A year ago today, or close enough anyway, I began my JHR experience - and damn has it been a good one.
I've traveled a lot of West Africa, met and worked with fascinating people, flexed my media muscles and helped to tell stories that shed light on important local issues in the developing world.
I've written lead stories in the newspaper and dozens of stories for the web, and produced in-depth radio reports, tv news stories and short documentaries.
I've hung out with refugees stuck between worlds, had lunch with a sitting minister, witnessed a contentious election in violence prone areas, rode on the back of motorcycles going ridiculously fast on terrible dirt roads, been invited into the homes and hearts of people I hardly knew.
I've climbed mountains, been punched in the face and called a variety of names, sometimes even my own. I turned 30, worked with UNICEF, saw the continental football championship game, costarred in a soap opera and witnessed a hernia surgery.
I've made great friends from around the world, including Ghana and Sierra Leone, Mali, Sweden, Denmark, the US, and even Canada.
To describe the range of experiences and feelings does not do the year justice. It's not easy to put into words.
My life in West Africa has been very challenging at times, like a pendulum swinging between love and hate. It's hard not to feel passionate about a place that takes you on an emotional roller coaster ride.
The difference between health and sickness, happiness and despair, rich and poor, educated or illiterate, development or poverty isn't black or white.
Life here challenges everyone to recognize the disparity and injustice, corruption and intolerance, hate and violence, at the same time as the hopes and dreams, life and love, beauty and possibilities.

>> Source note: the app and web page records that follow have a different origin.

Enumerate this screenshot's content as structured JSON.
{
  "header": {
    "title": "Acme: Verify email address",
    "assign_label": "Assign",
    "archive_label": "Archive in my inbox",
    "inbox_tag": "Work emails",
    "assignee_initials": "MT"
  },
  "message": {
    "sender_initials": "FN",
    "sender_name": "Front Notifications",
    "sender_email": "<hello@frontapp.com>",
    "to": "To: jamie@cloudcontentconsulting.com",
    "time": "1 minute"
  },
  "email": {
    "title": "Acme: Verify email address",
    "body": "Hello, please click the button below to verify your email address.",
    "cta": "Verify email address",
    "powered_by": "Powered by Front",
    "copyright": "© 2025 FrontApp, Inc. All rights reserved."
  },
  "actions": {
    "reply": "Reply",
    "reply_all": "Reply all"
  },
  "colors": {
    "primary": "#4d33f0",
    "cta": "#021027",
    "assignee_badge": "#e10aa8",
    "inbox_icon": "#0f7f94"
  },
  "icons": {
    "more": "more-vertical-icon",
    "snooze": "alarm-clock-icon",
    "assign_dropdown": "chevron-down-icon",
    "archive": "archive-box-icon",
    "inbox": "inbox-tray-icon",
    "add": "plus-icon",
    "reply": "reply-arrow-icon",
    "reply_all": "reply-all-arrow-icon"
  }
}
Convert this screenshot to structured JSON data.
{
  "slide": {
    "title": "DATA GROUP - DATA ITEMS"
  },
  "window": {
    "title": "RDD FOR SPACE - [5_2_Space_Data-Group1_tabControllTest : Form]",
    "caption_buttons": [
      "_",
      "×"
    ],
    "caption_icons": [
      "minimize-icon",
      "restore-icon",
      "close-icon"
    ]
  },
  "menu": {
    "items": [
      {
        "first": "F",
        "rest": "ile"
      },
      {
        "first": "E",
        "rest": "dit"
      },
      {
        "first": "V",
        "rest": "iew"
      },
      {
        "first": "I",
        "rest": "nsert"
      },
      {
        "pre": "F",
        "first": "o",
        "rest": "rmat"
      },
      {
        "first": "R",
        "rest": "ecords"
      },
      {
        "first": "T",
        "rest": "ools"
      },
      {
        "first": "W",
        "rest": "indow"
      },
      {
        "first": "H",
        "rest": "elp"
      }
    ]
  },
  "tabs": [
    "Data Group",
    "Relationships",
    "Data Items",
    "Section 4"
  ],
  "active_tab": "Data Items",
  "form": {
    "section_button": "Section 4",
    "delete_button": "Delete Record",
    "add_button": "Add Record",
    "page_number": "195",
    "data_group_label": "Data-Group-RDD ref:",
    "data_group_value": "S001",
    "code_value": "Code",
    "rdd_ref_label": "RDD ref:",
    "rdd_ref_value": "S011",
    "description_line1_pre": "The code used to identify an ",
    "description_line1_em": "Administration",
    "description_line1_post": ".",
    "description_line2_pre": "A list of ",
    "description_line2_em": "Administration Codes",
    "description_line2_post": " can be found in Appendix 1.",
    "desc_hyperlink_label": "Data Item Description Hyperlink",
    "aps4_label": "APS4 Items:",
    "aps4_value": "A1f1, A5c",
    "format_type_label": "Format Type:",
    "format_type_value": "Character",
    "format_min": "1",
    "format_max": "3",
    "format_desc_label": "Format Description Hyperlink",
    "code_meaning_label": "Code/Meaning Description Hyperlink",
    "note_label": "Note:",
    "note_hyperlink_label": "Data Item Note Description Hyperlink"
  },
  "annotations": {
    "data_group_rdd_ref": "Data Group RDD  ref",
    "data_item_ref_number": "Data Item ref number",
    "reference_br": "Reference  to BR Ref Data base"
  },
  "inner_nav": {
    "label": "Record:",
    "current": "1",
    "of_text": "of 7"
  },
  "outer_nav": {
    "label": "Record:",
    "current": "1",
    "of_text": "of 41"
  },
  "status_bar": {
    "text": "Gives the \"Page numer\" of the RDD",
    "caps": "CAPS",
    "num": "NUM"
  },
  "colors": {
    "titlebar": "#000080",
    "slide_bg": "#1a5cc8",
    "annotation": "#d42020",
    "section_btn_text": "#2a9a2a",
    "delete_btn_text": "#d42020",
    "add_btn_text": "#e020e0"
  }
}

As I contemplate the year to come, I must admit, I can't imagine it can match the last. I can only hope that, as I strive for adventure and happiness, I'll be able to give it my best shot.